Task details —
Write the records below out in full, character for character, with no pictures.

+-------+

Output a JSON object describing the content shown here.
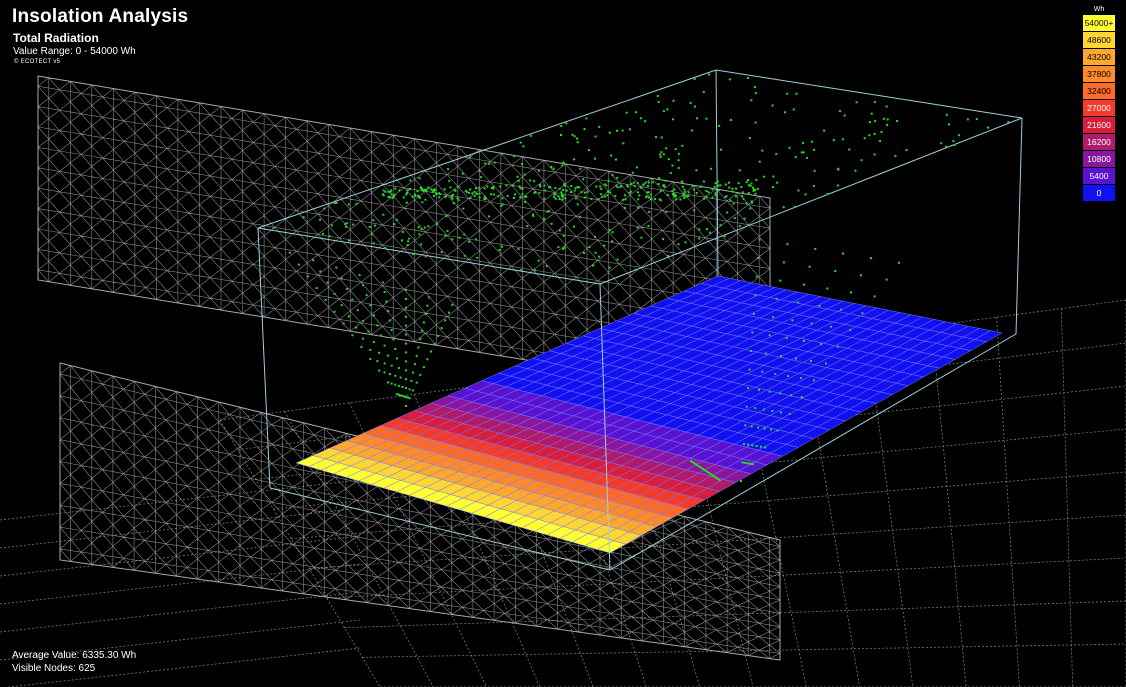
{
  "header": {
    "title": "Insolation Analysis",
    "subtitle": "Total Radiation",
    "value_range": "Value Range: 0 - 54000 Wh",
    "copyright": "© ECOTECT v5"
  },
  "stats": {
    "average": "Average Value: 6335.30 Wh",
    "visible_nodes": "Visible Nodes: 625"
  },
  "legend": {
    "unit": "Wh",
    "entries": [
      {
        "label": "54000+",
        "color": "#ffff33",
        "text": "#000000"
      },
      {
        "label": "48600",
        "color": "#ffd633",
        "text": "#000000"
      },
      {
        "label": "43200",
        "color": "#ffa82e",
        "text": "#000000"
      },
      {
        "label": "37800",
        "color": "#ff8a2a",
        "text": "#000000"
      },
      {
        "label": "32400",
        "color": "#ff6a26",
        "text": "#000000"
      },
      {
        "label": "27000",
        "color": "#f43a2a",
        "text": "#ffffff"
      },
      {
        "label": "21600",
        "color": "#d81e3c",
        "text": "#ffffff"
      },
      {
        "label": "16200",
        "color": "#b01a6a",
        "text": "#ffffff"
      },
      {
        "label": "10800",
        "color": "#8a16a0",
        "text": "#ffffff"
      },
      {
        "label": "5400",
        "color": "#5a12d2",
        "text": "#ffffff"
      },
      {
        "label": "0",
        "color": "#1010f0",
        "text": "#ffffff"
      }
    ]
  }
}
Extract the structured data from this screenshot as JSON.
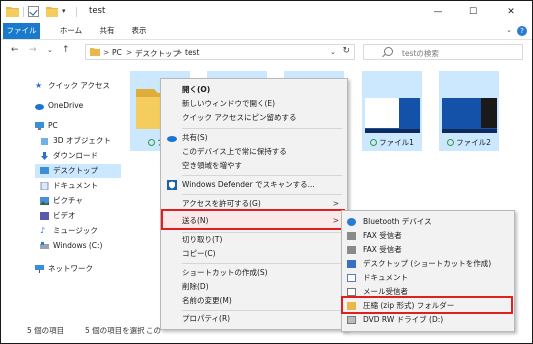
{
  "window": {
    "title": "test",
    "min_glyph": "—",
    "max_glyph": "☐",
    "close_glyph": "✕",
    "qa_down_glyph": "▾"
  },
  "ribbon": {
    "tabs": [
      "ファイル",
      "ホーム",
      "共有",
      "表示"
    ],
    "help": "?",
    "expand_glyph": "⌄"
  },
  "address": {
    "back": "←",
    "forward": "→",
    "recent": "⌄",
    "up": "↑",
    "crumb_sep": ">",
    "crumbs": [
      "PC",
      "デスクトップ",
      "test"
    ],
    "dropdown": "⌄",
    "refresh": "↻",
    "search_placeholder": "testの検索"
  },
  "nav": {
    "items": [
      {
        "label": "クイック アクセス",
        "icon": "star-icon"
      },
      {
        "label": "OneDrive",
        "icon": "cloud-icon"
      },
      {
        "label": "PC",
        "icon": "computer-icon"
      },
      {
        "label": "3D オブジェクト",
        "icon": "cube-icon"
      },
      {
        "label": "ダウンロード",
        "icon": "download-icon"
      },
      {
        "label": "デスクトップ",
        "icon": "desktop-icon"
      },
      {
        "label": "ドキュメント",
        "icon": "document-icon"
      },
      {
        "label": "ピクチャ",
        "icon": "picture-icon"
      },
      {
        "label": "ビデオ",
        "icon": "video-icon"
      },
      {
        "label": "ミュージック",
        "icon": "music-icon"
      },
      {
        "label": "Windows (C:)",
        "icon": "drive-icon"
      },
      {
        "label": "ネットワーク",
        "icon": "network-icon"
      }
    ]
  },
  "files": [
    {
      "caption": "フォ"
    },
    {
      "caption": ""
    },
    {
      "caption": ""
    },
    {
      "caption": "ファイル1"
    },
    {
      "caption": "ファイル2"
    }
  ],
  "status": {
    "count": "5 個の項目",
    "selected": "5 個の項目を選択",
    "extra": "この"
  },
  "context_menu": {
    "items": [
      {
        "label": "開く(O)",
        "bold": true
      },
      {
        "label": "新しいウィンドウで開く(E)"
      },
      {
        "label": "クイック アクセスにピン留めする"
      },
      {
        "label": "共有(S)"
      },
      {
        "label": "このデバイス上で常に保持する"
      },
      {
        "label": "空き領域を増やす"
      },
      {
        "label": "Windows Defender でスキャンする..."
      },
      {
        "label": "アクセスを許可する(G)"
      },
      {
        "label": "送る(N)"
      },
      {
        "label": "切り取り(T)"
      },
      {
        "label": "コピー(C)"
      },
      {
        "label": "ショートカットの作成(S)"
      },
      {
        "label": "削除(D)"
      },
      {
        "label": "名前の変更(M)"
      },
      {
        "label": "プロパティ(R)"
      }
    ],
    "submenu_arrow": ">"
  },
  "send_to_menu": {
    "items": [
      {
        "label": "Bluetooth デバイス",
        "icon": "bluetooth-icon"
      },
      {
        "label": "FAX 受信者",
        "icon": "fax-icon"
      },
      {
        "label": "FAX 受信者",
        "icon": "fax-icon"
      },
      {
        "label": "デスクトップ (ショートカットを作成)",
        "icon": "desktop-icon"
      },
      {
        "label": "ドキュメント",
        "icon": "document-icon"
      },
      {
        "label": "メール受信者",
        "icon": "mail-icon"
      },
      {
        "label": "圧縮 (zip 形式) フォルダー",
        "icon": "zip-folder-icon"
      },
      {
        "label": "DVD RW ドライブ (D:)",
        "icon": "dvd-drive-icon"
      }
    ]
  }
}
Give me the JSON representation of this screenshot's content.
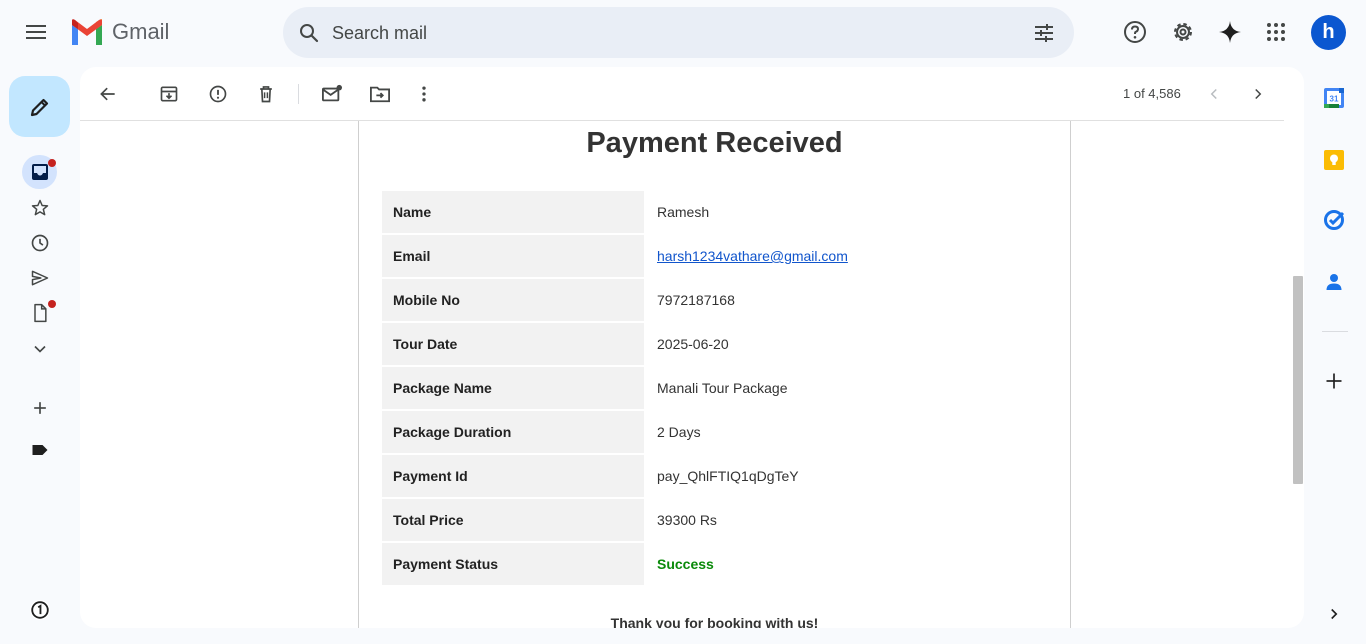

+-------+

Response box —
Output a JSON object describing the content shown here.
{
  "header": {
    "title": "Insolation Analysis",
    "subtitle": "Total Radiation",
    "value_range": "Value Range: 0 - 54000 Wh",
    "copyright": "© ECOTECT v5"
  },
  "stats": {
    "average": "Average Value: 6335.30 Wh",
    "visible_nodes": "Visible Nodes: 625"
  },
  "legend": {
    "unit": "Wh",
    "entries": [
      {
        "label": "54000+",
        "color": "#ffff33",
        "text": "#000000"
      },
      {
        "label": "48600",
        "color": "#ffd633",
        "text": "#000000"
      },
      {
        "label": "43200",
        "color": "#ffa82e",
        "text": "#000000"
      },
      {
        "label": "37800",
        "color": "#ff8a2a",
        "text": "#000000"
      },
      {
        "label": "32400",
        "color": "#ff6a26",
        "text": "#000000"
      },
      {
        "label": "27000",
        "color": "#f43a2a",
        "text": "#ffffff"
      },
      {
        "label": "21600",
        "color": "#d81e3c",
        "text": "#ffffff"
      },
      {
        "label": "16200",
        "color": "#b01a6a",
        "text": "#ffffff"
      },
      {
        "label": "10800",
        "color": "#8a16a0",
        "text": "#ffffff"
      },
      {
        "label": "5400",
        "color": "#5a12d2",
        "text": "#ffffff"
      },
      {
        "label": "0",
        "color": "#1010f0",
        "text": "#ffffff"
      }
    ]
  }
}
Extract the structured data from this screenshot as JSON.
{
  "window": {
    "title": "test",
    "min_glyph": "—",
    "max_glyph": "☐",
    "close_glyph": "✕",
    "qa_down_glyph": "▾"
  },
  "ribbon": {
    "tabs": [
      "ファイル",
      "ホーム",
      "共有",
      "表示"
    ],
    "help": "?",
    "expand_glyph": "⌄"
  },
  "address": {
    "back": "←",
    "forward": "→",
    "recent": "⌄",
    "up": "↑",
    "crumb_sep": ">",
    "crumbs": [
      "PC",
      "デスクトップ",
      "test"
    ],
    "dropdown": "⌄",
    "refresh": "↻",
    "search_placeholder": "testの検索"
  },
  "nav": {
    "items": [
      {
        "label": "クイック アクセス",
        "icon": "star-icon"
      },
      {
        "label": "OneDrive",
        "icon": "cloud-icon"
      },
      {
        "label": "PC",
        "icon": "computer-icon"
      },
      {
        "label": "3D オブジェクト",
        "icon": "cube-icon"
      },
      {
        "label": "ダウンロード",
        "icon": "download-icon"
      },
      {
        "label": "デスクトップ",
        "icon": "desktop-icon"
      },
      {
        "label": "ドキュメント",
        "icon": "document-icon"
      },
      {
        "label": "ピクチャ",
        "icon": "picture-icon"
      },
      {
        "label": "ビデオ",
        "icon": "video-icon"
      },
      {
        "label": "ミュージック",
        "icon": "music-icon"
      },
      {
        "label": "Windows (C:)",
        "icon": "drive-icon"
      },
      {
        "label": "ネットワーク",
        "icon": "network-icon"
      }
    ]
  },
  "files": [
    {
      "caption": "フォ"
    },
    {
      "caption": ""
    },
    {
      "caption": ""
    },
    {
      "caption": "ファイル1"
    },
    {
      "caption": "ファイル2"
    }
  ],
  "status": {
    "count": "5 個の項目",
    "selected": "5 個の項目を選択",
    "extra": "この"
  },
  "context_menu": {
    "items": [
      {
        "label": "開く(O)",
        "bold": true
      },
      {
        "label": "新しいウィンドウで開く(E)"
      },
      {
        "label": "クイック アクセスにピン留めする"
      },
      {
        "label": "共有(S)"
      },
      {
        "label": "このデバイス上で常に保持する"
      },
      {
        "label": "空き領域を増やす"
      },
      {
        "label": "Windows Defender でスキャンする..."
      },
      {
        "label": "アクセスを許可する(G)"
      },
      {
        "label": "送る(N)"
      },
      {
        "label": "切り取り(T)"
      },
      {
        "label": "コピー(C)"
      },
      {
        "label": "ショートカットの作成(S)"
      },
      {
        "label": "削除(D)"
      },
      {
        "label": "名前の変更(M)"
      },
      {
        "label": "プロパティ(R)"
      }
    ],
    "submenu_arrow": ">"
  },
  "send_to_menu": {
    "items": [
      {
        "label": "Bluetooth デバイス",
        "icon": "bluetooth-icon"
      },
      {
        "label": "FAX 受信者",
        "icon": "fax-icon"
      },
      {
        "label": "FAX 受信者",
        "icon": "fax-icon"
      },
      {
        "label": "デスクトップ (ショートカットを作成)",
        "icon": "desktop-icon"
      },
      {
        "label": "ドキュメント",
        "icon": "document-icon"
      },
      {
        "label": "メール受信者",
        "icon": "mail-icon"
      },
      {
        "label": "圧縮 (zip 形式) フォルダー",
        "icon": "zip-folder-icon"
      },
      {
        "label": "DVD RW ドライブ (D:)",
        "icon": "dvd-drive-icon"
      }
    ]
  }
}
Give me the JSON representation of this screenshot's content.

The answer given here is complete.